When we launched Vote Homes we called on the candidates to take action on rents, housebuilding, security and conditions.
But we also asked for something a bit more fundamental: for the next Mayor to commit to meeting regularly with renters groups.
As we've seen in the past eight years, as the ranks of the private rented sector have swelled, the mayor has only been listening to the people building homes, not the people who are supposed to be living in them.
On the day Vote Homes 2016 went live, we'd had encouraging words from Zac Goldsmith and Sian Berry on community involvement in decisions about their local areas, but no concrete policy. Two days later, Sian came out with one: if elected, she'll support the creation of a London Renters Union.

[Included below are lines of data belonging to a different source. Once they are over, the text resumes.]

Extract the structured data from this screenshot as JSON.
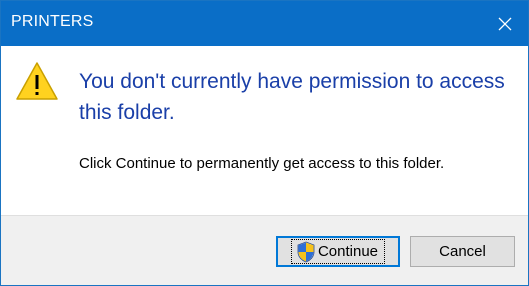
{
  "window": {
    "title": "PRINTERS",
    "close_glyph": "✕"
  },
  "message": {
    "instruction": "You don't currently have permission to access this folder.",
    "detail": "Click Continue to permanently get access to this folder."
  },
  "buttons": {
    "continue_label": "Continue",
    "cancel_label": "Cancel"
  },
  "icons": {
    "warning": "warning-icon",
    "shield": "uac-shield-icon",
    "close": "close-icon"
  },
  "colors": {
    "titlebar": "#0a6ec7",
    "instruction_text": "#1a3fa8",
    "warning_fill": "#ffd21f",
    "focus_border": "#0078d7"
  }
}
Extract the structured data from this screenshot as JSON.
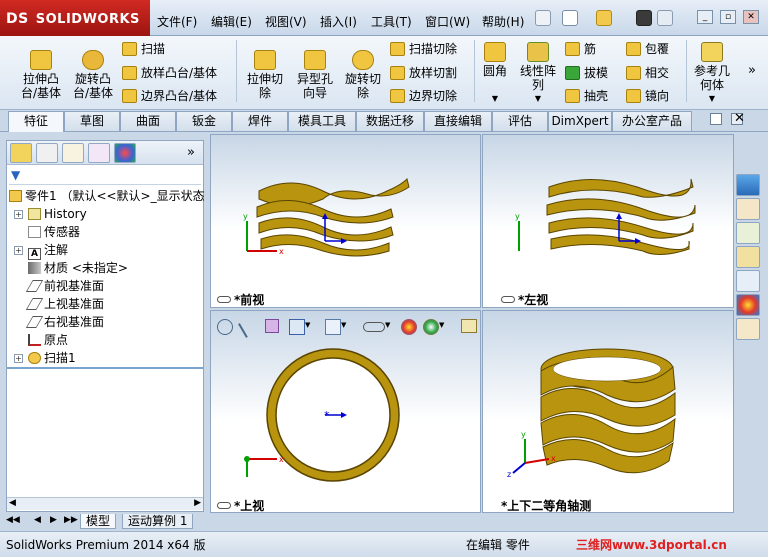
{
  "app": {
    "logo_text": "SOLIDWORKS",
    "logo_prefix": "DS"
  },
  "menu": [
    "文件(F)",
    "编辑(E)",
    "视图(V)",
    "插入(I)",
    "工具(T)",
    "窗口(W)",
    "帮助(H)"
  ],
  "ribbon": {
    "extrude_boss": "拉伸凸\n台/基体",
    "revolve_boss": "旋转凸\n台/基体",
    "sweep": "扫描",
    "loft_boss": "放样凸台/基体",
    "boundary_boss": "边界凸台/基体",
    "extrude_cut": "拉伸切\n除",
    "hole_wizard": "异型孔\n向导",
    "revolve_cut": "旋转切\n除",
    "sweep_cut": "扫描切除",
    "loft_cut": "放样切割",
    "boundary_cut": "边界切除",
    "fillet": "圆角",
    "linear_pattern": "线性阵\n列",
    "rib": "筋",
    "draft": "拔模",
    "shell": "抽壳",
    "wrap": "包覆",
    "intersect": "相交",
    "mirror": "镜向",
    "ref_geometry": "参考几\n何体",
    "more": "»"
  },
  "tabs": [
    "特征",
    "草图",
    "曲面",
    "钣金",
    "焊件",
    "模具工具",
    "数据迁移",
    "直接编辑",
    "评估",
    "DimXpert",
    "办公室产品"
  ],
  "feature_tree": {
    "part": "零件1 （默认<<默认>_显示状态",
    "items": [
      "History",
      "传感器",
      "注解",
      "材质 <未指定>",
      "前视基准面",
      "上视基准面",
      "右视基准面",
      "原点",
      "扫描1"
    ]
  },
  "viewports": {
    "front": "*前视",
    "left": "*左视",
    "top": "*上视",
    "iso": "*上下二等角轴测"
  },
  "bottom_tabs": [
    "模型",
    "运动算例 1"
  ],
  "status": {
    "product": "SolidWorks Premium 2014 x64 版",
    "mode": "在编辑 零件",
    "watermark": "三维网www.3dportal.cn"
  },
  "colors": {
    "spring_gold": "#b8940f",
    "spring_dark": "#5a4500",
    "logo_red": "#c01d16",
    "axis_red": "#d40000",
    "axis_green": "#00a000",
    "axis_blue": "#0000d0"
  }
}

This is an idea that has been getting traction - loads of people have told us that we need a tenants union, and we agree. Renters might not have a lot of rights, but they have some - over deposit protection, decent homes, and, pretty soon, rent repayments if you get a negligent landlord. We need the power to enforce these rights as well as win new ones.

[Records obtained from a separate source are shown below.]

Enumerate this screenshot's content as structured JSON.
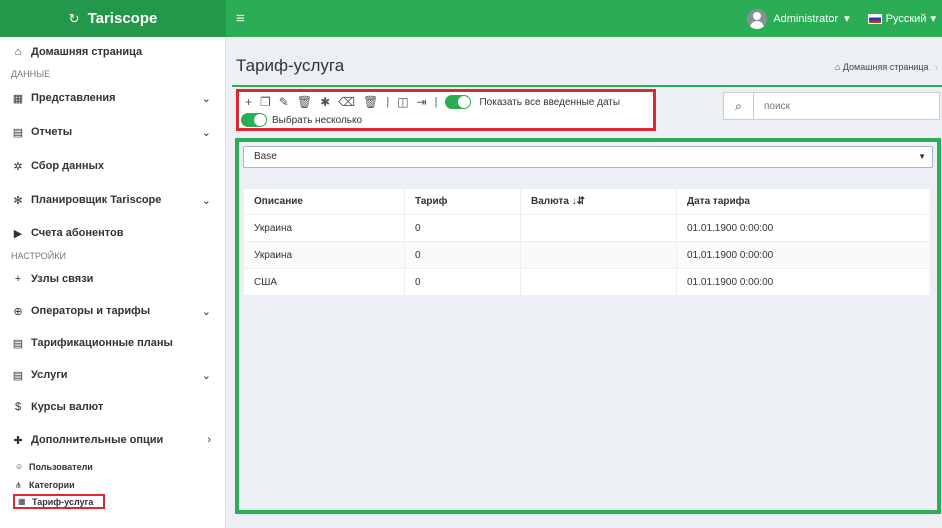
{
  "app": {
    "brand": "Tariscope",
    "brand_icon": "↻"
  },
  "topbar": {
    "user": "Administrator",
    "language": "Русский"
  },
  "sidebar": {
    "home": "Домашняя страница",
    "section_data": "ДАННЫЕ",
    "views": "Представления",
    "reports": "Отчеты",
    "data_collection": "Сбор данных",
    "scheduler": "Планировщик Tariscope",
    "subscriber_accounts": "Счета абонентов",
    "section_settings": "НАСТРОЙКИ",
    "nodes": "Узлы связи",
    "operators": "Операторы и тарифы",
    "billing_plans": "Тарификационные планы",
    "services": "Услуги",
    "currency_rates": "Курсы валют",
    "extra_options": "Дополнительные опции",
    "users": "Пользователи",
    "categories": "Категории",
    "tariff_service": "Тариф-услуга"
  },
  "page": {
    "title": "Тариф-услуга",
    "breadcrumb": "Домашняя страница"
  },
  "toolbar": {
    "show_dates": "Показать все введенные даты",
    "select_multiple": "Выбрать несколько"
  },
  "search": {
    "placeholder": "поиск"
  },
  "filter": {
    "selected": "Base"
  },
  "table": {
    "headers": [
      "Описание",
      "Тариф",
      "Валюта ↓⇵",
      "Дата тарифа"
    ],
    "rows": [
      [
        "Украина",
        "0",
        "",
        "01.01.1900 0:00:00"
      ],
      [
        "Украина",
        "0",
        "",
        "01.01.1900 0:00:00"
      ],
      [
        "США",
        "0",
        "",
        "01.01.1900 0:00:00"
      ]
    ]
  },
  "colors": {
    "brand_green": "#2aad55",
    "highlight_red": "#e0262e"
  }
}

For the many renters who have no disposable income at the end of the month, access to justice is pretty hard to come by, so we need a new way to reset the balance of power. And the success of University College London students in their rent strike demonstrates the potential for victories at the collective level.
We and other groups are already talking about what a renters union will look like, so Sian's move is intriguing.
It would be a bit worrying if City Hall ran a union directly, so we're glad to hear that Sian would be supporting existing renters groups to lead the union independently.
Our discussions will continue, and we hope the other candidates will make their own commitment to the renters' movement.
UPDATE: if you're interested in helping to get a London Renters Union off the ground, sign up to this mailing list.